- Where visitors enter and exit the area, and
- Where visitors observe the animals.
- A photo that shows the visitor approach to the viewing area. This should be taken from a distance away from the visitor area. If the viewing area is inside a building, provide a photo from outside the building. The purpose of this photo is to capture the full guest experience leading up to an animal viewing opportunity.
- A photo of the animal exhibit taken from the viewing area.
Example: Viewing area 1: Inside the stadium
Photo 1 (Overview):
Photo 2 (Approach):
Photo 3 (Exhibit):
Viewing area 2: Shamu Underwater Viewing
Photo 1 (Overview): (TBD)
Photo 2 (Approach): (TBD)
Photo 3 (Exhibit): (TBD)
11. A list of all unique features and furniture (large objects) within the exhibit, and a few words about how animals use these features. Unique design features of an exhibit could be identified through conversations with trainers/keepers who work at the exhibit. Examples of unique features and exhibit furniture include:
- Climbing structures, including platforms, ropes, vines, rockwork, …
- Water features, including waterfalls, streams, …
- Wave machines,
- Special foraging devices, like termite mounds, mechanical feeding devices …
- Heated rocks,
- Anything else you think would constitute a special feature!
Example: Special features in this exhibit include
- slideouts for demonstrating hunting and husbandry behaviors.
- slideovers for shifting animals between exhibit spaces and for play
- water fountains for tactile enrichment
12. For each unique feature or furniture item provide a photo of the feature or item activated and being use by animals.
Water Fountains: (TBD)
13. Photos of other significant guest experience elements, especially active experiences along the pathway that connect guests with the animals.
Example: No additional elements to discuss at this time.
14. A list of all exhibit programming events. Examples of “exhibit programming” include:
- Keeper talks,
- Training demonstrations,
- Dining experiences,
- Animal interaction programs, and
- Behind-the-scenes tours.
Example: Programming in this exhibit consists of shows, dining experiences, and animal interaction programs.
15. For each exhibit programming event, provide a photo of:
- Signage in the area that advertises the event,
- Special areas accessed during the event (if photos are permitted)
- Animals and staff actively engaged in the event.
Example: Event 1: Shows
Special Areas: takes place within the main stadium viewing area
Event 2: Dining Experience
Event 3: Animal Interaction Programs
Special Areas: takes place within the main stadium viewing area
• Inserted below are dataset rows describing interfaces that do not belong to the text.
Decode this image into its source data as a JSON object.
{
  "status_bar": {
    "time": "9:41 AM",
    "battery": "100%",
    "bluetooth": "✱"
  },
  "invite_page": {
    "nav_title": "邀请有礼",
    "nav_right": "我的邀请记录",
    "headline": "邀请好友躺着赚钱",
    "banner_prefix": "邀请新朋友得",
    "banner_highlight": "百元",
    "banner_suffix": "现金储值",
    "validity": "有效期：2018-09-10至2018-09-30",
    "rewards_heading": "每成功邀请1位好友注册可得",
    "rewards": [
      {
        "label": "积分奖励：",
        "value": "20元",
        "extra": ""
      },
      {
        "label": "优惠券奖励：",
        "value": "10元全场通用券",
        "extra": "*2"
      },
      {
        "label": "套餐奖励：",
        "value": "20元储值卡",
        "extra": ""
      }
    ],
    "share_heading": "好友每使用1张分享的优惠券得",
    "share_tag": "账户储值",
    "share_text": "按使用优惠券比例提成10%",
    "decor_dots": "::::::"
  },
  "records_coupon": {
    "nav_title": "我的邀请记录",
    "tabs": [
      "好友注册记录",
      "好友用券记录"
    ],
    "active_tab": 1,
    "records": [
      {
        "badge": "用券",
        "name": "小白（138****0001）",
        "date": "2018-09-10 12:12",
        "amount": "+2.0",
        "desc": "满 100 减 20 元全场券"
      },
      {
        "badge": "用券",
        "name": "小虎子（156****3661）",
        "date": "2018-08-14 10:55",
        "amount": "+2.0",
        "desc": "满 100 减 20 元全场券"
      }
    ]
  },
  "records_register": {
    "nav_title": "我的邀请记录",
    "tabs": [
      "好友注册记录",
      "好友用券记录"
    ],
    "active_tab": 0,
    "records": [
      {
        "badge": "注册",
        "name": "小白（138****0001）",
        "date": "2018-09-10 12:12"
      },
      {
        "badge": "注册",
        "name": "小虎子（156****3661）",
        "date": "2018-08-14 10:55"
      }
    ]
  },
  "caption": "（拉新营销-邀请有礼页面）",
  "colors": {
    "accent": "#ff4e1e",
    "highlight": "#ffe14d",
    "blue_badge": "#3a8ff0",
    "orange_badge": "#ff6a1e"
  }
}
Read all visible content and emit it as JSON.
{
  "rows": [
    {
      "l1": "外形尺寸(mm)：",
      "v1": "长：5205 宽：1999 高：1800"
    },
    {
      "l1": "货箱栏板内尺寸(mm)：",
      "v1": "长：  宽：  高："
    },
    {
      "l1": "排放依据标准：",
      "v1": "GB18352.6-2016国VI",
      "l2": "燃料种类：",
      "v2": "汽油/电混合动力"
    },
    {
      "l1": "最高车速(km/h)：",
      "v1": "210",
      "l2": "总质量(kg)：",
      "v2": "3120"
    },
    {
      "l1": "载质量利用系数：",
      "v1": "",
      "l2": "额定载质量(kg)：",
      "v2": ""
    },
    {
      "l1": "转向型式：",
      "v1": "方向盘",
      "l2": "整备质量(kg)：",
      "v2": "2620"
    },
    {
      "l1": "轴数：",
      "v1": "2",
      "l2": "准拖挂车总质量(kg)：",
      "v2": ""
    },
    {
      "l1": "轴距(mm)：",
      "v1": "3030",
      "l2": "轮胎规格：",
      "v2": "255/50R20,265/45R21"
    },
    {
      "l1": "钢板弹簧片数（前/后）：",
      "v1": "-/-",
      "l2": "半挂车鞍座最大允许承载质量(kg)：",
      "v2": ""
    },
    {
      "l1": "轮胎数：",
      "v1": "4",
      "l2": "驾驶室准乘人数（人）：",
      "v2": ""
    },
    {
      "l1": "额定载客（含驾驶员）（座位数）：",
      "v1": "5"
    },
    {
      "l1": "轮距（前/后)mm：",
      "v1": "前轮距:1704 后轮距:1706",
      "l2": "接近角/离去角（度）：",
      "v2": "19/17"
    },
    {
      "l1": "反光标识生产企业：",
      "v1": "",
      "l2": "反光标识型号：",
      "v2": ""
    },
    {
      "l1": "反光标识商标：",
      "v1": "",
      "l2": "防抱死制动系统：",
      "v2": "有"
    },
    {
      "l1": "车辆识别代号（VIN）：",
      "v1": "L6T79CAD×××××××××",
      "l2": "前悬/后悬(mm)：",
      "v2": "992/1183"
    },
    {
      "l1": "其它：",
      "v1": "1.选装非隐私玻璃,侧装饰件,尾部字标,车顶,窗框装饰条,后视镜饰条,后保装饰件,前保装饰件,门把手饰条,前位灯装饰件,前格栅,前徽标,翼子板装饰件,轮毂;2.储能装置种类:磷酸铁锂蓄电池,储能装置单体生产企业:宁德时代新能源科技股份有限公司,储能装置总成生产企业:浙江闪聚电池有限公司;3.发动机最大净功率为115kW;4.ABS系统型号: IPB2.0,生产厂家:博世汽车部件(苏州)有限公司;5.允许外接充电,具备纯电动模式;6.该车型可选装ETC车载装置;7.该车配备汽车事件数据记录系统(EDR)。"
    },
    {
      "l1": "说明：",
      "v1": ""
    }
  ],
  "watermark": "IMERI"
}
16. A photo of each interpretation display (sign). Signage at exhibits typically includes:
a. A species identification sign that provides general biology information, such as the scientific name, geographic location, diet, lifespan, habitat type, etc., and
b. Exhibit-specific displays that highlight key information. These signs are usually much larger than species identification signs.
17. Photos and brief descriptions of any other major theming elements within the project. These could include buildings, statues, significant landscapes, or other features that play a role in the exhibit’s storytelling and the guest experience.
Example: (Photo TBD) Shamu fountain
18. The main conservation or education message conveyed at the exhibit. For example, this could be a field conservation project that the zoo or aquarium is supporting, the main threat that a species is facing in the wild, or the interconnectedness of many species in an ecosystem.
Example: Shamu Stadium teaches guests about the interconnectedness of the oceans, the killer whale’s role as the top predator in the ocean’s ecosystem, and adaptations of killer whales that help them succeed in their environment.
19. A list of conservation projects supported by the zoo or aquarium that are linked to the exhibit and/or the animal living in it.
Example: Killer Whale Research Program and Conservation Program (KWRCP) with NOAA through National Fish and Wildlife Foundation (NFWF)
20. Indicate whether the zoo or aquarium operates a recovery breeding program for the species in the exhibit. A recovery breeding programs is one in which the animal offspring are being actively released to the wild.
21. Indicate whether the exhibit includes any rescued animals.
Example: The four short-finned pilot whales in this exhibit were rescued from mass strandings.